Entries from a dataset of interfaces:
○ ○ ○

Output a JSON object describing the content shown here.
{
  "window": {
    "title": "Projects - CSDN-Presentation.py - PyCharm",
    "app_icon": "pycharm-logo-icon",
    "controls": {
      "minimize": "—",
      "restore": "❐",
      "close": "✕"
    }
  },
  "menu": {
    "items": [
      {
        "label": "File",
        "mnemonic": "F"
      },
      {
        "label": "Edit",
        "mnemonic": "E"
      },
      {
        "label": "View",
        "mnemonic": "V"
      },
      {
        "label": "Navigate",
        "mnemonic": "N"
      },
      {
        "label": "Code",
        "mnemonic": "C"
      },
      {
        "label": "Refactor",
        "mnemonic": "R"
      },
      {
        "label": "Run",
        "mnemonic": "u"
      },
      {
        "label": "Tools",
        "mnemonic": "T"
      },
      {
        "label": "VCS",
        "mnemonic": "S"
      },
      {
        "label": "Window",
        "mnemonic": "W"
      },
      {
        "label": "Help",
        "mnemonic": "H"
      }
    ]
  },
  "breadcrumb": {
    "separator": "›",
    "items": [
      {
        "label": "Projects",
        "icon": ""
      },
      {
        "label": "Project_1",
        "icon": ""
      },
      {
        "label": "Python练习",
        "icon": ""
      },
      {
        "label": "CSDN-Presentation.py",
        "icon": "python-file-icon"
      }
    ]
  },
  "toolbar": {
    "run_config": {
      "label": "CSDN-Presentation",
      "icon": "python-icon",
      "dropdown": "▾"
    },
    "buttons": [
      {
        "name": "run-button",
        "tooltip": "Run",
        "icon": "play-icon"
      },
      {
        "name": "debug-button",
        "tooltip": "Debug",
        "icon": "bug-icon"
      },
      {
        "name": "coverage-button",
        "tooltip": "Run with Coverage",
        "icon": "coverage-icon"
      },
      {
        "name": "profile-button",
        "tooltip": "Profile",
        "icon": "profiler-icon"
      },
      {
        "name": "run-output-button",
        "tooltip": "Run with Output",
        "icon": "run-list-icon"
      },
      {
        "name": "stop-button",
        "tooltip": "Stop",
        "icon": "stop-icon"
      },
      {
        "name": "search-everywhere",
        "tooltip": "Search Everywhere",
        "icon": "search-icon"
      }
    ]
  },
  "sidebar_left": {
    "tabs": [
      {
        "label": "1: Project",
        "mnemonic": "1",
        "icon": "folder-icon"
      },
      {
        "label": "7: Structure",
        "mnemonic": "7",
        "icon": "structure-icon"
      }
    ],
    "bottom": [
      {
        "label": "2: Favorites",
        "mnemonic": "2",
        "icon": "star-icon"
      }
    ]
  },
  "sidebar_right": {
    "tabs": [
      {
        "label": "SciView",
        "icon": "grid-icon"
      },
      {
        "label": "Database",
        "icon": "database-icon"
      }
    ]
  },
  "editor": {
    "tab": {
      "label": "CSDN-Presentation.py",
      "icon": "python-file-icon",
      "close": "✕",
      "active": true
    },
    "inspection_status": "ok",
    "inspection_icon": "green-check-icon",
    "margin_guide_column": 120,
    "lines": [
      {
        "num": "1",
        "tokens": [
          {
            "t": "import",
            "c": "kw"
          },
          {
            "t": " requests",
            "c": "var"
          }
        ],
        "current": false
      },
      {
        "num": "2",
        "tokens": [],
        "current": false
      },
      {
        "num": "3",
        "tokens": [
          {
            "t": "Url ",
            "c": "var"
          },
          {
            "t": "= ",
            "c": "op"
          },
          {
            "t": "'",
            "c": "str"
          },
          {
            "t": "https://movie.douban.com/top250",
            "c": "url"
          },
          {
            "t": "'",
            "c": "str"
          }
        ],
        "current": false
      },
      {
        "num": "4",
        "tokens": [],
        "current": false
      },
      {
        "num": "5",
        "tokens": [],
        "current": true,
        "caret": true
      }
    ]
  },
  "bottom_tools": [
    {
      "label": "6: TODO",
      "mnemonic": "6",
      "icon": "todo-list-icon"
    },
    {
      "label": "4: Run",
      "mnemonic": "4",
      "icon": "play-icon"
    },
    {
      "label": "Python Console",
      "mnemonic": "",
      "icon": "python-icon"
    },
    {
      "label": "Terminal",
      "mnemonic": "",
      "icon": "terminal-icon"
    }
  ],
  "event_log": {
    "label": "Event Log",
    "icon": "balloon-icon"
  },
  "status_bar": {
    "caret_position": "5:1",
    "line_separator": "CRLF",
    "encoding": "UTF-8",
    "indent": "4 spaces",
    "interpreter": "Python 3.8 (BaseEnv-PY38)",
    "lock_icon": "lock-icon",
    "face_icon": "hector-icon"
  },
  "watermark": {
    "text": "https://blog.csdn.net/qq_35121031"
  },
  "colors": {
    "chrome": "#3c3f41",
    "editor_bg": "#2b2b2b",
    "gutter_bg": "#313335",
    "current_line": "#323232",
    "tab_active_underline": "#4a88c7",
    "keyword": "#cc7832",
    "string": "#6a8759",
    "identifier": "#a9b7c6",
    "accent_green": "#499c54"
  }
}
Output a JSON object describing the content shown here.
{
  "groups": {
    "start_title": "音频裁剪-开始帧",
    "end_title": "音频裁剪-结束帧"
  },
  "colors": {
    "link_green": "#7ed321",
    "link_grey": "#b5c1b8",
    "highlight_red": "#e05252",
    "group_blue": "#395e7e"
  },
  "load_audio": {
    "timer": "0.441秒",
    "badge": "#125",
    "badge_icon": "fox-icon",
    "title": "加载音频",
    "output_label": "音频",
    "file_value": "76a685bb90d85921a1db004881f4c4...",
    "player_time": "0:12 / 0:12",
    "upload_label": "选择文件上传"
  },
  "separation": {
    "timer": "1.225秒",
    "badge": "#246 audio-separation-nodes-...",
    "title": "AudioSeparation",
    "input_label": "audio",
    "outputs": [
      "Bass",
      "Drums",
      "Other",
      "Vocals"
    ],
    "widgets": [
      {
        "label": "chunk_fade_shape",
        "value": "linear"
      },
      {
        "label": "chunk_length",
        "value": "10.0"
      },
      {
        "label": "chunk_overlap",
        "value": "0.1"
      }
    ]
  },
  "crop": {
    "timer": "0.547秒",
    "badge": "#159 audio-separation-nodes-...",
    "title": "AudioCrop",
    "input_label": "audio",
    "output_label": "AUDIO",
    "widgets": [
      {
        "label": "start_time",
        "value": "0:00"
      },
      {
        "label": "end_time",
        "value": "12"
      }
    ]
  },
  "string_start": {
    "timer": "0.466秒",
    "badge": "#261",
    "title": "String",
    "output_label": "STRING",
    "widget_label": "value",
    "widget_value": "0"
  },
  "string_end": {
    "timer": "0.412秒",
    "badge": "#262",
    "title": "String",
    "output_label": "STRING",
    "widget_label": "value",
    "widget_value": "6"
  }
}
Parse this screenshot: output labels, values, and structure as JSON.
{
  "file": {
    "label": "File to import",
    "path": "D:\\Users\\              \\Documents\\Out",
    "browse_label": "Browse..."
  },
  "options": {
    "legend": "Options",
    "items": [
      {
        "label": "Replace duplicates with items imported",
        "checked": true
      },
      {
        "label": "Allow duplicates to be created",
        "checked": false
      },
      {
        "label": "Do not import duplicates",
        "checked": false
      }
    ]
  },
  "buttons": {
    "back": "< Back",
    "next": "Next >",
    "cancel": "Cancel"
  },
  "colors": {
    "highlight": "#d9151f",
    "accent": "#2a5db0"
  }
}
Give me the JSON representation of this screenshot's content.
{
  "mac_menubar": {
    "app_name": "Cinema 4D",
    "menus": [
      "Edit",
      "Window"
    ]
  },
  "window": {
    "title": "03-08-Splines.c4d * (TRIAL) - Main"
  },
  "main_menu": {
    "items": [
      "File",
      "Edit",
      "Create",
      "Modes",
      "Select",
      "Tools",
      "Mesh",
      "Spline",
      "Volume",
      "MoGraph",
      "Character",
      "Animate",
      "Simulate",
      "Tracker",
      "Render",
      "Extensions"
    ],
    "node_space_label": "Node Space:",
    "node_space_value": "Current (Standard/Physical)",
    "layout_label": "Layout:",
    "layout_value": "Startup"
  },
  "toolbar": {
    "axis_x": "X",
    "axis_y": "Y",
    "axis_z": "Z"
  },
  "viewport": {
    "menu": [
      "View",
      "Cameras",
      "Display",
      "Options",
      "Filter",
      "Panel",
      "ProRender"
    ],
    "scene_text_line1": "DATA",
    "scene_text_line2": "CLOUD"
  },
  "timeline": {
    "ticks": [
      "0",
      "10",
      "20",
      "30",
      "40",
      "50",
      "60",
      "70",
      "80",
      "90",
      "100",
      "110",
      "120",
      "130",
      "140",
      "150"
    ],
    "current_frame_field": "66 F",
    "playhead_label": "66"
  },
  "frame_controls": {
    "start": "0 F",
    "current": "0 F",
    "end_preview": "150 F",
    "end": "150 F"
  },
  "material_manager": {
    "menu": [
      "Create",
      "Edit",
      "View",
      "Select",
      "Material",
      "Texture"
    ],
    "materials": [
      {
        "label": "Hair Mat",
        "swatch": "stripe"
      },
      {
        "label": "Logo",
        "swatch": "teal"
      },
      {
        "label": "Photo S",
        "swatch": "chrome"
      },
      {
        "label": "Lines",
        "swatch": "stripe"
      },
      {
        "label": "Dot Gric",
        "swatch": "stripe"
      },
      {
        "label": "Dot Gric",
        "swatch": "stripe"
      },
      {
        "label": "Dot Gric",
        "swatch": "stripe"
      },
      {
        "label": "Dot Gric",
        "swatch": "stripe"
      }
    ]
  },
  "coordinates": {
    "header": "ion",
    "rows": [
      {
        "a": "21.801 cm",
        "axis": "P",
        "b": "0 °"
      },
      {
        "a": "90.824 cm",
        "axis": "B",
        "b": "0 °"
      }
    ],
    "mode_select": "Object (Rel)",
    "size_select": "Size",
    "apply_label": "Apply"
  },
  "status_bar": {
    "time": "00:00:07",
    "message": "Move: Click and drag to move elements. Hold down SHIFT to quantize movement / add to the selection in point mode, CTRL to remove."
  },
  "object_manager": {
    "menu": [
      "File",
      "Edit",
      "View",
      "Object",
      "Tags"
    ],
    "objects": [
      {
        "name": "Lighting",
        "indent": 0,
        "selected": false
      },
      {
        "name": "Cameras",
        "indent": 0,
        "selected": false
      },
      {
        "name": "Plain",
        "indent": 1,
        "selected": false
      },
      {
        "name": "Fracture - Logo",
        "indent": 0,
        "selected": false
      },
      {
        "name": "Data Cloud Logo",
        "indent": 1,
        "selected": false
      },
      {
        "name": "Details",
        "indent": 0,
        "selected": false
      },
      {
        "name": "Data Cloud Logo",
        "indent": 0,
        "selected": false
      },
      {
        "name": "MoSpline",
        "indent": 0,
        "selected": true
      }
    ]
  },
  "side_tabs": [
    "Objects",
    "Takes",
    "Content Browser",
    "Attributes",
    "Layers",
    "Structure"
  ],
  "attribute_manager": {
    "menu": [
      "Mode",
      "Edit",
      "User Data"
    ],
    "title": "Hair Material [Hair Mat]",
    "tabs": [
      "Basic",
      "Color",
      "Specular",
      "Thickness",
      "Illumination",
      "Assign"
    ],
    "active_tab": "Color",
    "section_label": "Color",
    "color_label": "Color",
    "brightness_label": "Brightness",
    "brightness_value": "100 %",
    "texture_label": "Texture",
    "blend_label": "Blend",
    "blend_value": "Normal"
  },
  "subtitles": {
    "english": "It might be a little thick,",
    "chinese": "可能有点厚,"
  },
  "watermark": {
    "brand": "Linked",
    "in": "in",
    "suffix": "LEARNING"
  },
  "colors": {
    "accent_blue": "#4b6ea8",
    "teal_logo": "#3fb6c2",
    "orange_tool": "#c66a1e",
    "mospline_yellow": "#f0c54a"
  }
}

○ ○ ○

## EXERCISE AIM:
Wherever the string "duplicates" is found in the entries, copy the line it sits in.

## PROBLEM SOLUTION:
        "label": "Replace duplicates with items imported",
        "label": "Allow duplicates to be created",
        "label": "Do not import duplicates",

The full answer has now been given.